Her residency at Emory will be the next step toward fulfilling those dreams — but also a deeper fulfillment of a purpose.
“It’s difficult to apply the right words to describe a feeling when there is such strong desire and passion toward a vision,” Cantrell said. “Words simply don’t do it justice.”
In April 2021, Cantrell provided care to a patient who had not smiled in 15 years because of the condition of their teeth. Following surgical extractions in preparation for dentures, the patient sent a letter praising Cantrell’s compassionate care throughout the process. That interaction became her “why.”
“Many times, we don’t know the impact of our actions until after the moment has passed. I carry with me a passion to serve and an incredibly strong desire to become the best surgeon I can be,” she said. “I want to continue bringing joy and making change in peoples’ lives, especially in the surgical setting where patients can feel uneasy and afraid. I want to be a light in their journey, however big or small.”
That approach has been solidified through Cantrell’s experiences at the dental school and its community service learning centers, where fourth-year students complete three, nine-week clinical rotations.
That model of education offered Cantrell a glimpse at life and health care across North Carolina on a clinical journey that cemented her goals for the future.
“Dentistry is such an incredibly beautiful field, and I’m thankful my path led me here to ECU to gain such vast clinical experience,” she said.
She hopes current and future students will take to heart the lessons they learn in the classroom, clinic and community.
“Always remember that your perspective on life will ultimately steer your trajectory.

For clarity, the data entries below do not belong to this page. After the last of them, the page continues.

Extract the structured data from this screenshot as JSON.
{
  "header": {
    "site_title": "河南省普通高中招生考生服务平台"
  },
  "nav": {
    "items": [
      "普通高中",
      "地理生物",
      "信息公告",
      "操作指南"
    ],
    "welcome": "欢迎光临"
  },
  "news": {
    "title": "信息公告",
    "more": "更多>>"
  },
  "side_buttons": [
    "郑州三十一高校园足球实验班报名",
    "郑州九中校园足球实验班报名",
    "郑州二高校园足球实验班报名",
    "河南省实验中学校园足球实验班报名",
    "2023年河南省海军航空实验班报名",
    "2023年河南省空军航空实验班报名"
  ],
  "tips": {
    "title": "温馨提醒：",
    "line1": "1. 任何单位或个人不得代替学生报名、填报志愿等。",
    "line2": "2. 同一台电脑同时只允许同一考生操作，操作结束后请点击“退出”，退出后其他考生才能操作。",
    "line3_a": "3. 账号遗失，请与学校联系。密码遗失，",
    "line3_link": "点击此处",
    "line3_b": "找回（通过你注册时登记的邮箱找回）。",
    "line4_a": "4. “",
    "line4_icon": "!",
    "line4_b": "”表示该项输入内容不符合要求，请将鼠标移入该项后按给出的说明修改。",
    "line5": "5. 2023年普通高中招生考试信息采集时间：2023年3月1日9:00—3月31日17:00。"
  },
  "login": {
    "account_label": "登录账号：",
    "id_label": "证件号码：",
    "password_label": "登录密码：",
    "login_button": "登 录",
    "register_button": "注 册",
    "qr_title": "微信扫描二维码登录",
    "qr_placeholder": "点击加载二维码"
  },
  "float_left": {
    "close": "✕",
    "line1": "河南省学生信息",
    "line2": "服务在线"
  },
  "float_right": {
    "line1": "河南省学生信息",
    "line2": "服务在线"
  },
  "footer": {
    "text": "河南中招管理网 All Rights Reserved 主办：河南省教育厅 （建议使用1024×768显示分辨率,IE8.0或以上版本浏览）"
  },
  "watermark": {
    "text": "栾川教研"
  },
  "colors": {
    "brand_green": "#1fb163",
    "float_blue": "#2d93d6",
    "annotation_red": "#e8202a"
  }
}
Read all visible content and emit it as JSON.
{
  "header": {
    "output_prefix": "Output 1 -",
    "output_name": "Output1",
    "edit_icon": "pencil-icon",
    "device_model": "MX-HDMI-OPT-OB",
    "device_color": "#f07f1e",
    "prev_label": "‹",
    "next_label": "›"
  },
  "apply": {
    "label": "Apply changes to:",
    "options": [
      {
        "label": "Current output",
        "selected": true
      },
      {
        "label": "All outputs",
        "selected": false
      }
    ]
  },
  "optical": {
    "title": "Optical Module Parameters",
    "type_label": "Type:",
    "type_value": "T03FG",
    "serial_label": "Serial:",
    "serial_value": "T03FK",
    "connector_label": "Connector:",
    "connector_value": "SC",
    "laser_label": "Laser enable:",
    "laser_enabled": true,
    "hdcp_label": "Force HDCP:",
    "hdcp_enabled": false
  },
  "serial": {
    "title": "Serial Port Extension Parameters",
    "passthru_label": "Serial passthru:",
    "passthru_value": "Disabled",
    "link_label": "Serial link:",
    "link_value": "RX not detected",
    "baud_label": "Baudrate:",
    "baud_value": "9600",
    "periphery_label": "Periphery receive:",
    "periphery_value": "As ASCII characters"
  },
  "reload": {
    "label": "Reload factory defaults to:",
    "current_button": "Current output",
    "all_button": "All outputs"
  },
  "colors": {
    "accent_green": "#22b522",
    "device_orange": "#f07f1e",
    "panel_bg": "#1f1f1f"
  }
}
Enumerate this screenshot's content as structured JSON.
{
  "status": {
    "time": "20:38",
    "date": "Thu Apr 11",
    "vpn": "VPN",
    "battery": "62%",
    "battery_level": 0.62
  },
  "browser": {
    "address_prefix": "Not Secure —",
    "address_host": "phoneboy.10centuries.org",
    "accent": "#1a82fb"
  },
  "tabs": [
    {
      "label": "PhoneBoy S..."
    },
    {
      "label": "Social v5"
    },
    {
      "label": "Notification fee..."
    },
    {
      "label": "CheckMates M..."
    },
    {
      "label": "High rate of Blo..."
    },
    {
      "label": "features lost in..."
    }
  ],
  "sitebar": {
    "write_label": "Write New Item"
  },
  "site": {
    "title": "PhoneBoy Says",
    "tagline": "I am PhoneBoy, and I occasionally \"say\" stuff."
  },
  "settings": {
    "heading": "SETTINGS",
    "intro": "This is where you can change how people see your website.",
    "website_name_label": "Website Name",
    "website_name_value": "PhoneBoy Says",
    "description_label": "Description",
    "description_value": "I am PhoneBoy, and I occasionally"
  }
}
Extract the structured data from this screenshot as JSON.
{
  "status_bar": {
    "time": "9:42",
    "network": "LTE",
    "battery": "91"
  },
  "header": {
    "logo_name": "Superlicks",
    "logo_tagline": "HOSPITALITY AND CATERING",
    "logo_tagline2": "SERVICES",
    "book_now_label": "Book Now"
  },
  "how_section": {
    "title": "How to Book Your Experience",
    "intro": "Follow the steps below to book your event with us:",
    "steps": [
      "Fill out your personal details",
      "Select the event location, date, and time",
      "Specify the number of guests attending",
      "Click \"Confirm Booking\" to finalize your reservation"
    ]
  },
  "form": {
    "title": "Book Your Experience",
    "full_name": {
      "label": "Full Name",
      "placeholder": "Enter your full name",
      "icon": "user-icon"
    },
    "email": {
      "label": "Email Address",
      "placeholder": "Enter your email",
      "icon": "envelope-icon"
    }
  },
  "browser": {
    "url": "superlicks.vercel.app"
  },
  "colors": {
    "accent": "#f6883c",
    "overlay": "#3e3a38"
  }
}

Life will throw you curveballs and it will certainly test you, but what’s most important is how you react to it,” she said. “Take the most difficult and challenging adversities and view them from a positive lens: what it’s going to teach you and how it’s going to make you a stronger individual, and in time, a stronger clinician.”
Cantrell will carry those reminders as she begins the next step on her path toward becoming an oral surgeon, going back to her reason for doing what she does in the simplest sense.
“People come to you at their most vulnerable states and put their trust in you,” she said. “I find it so rewarding and honorable to be that person for them.”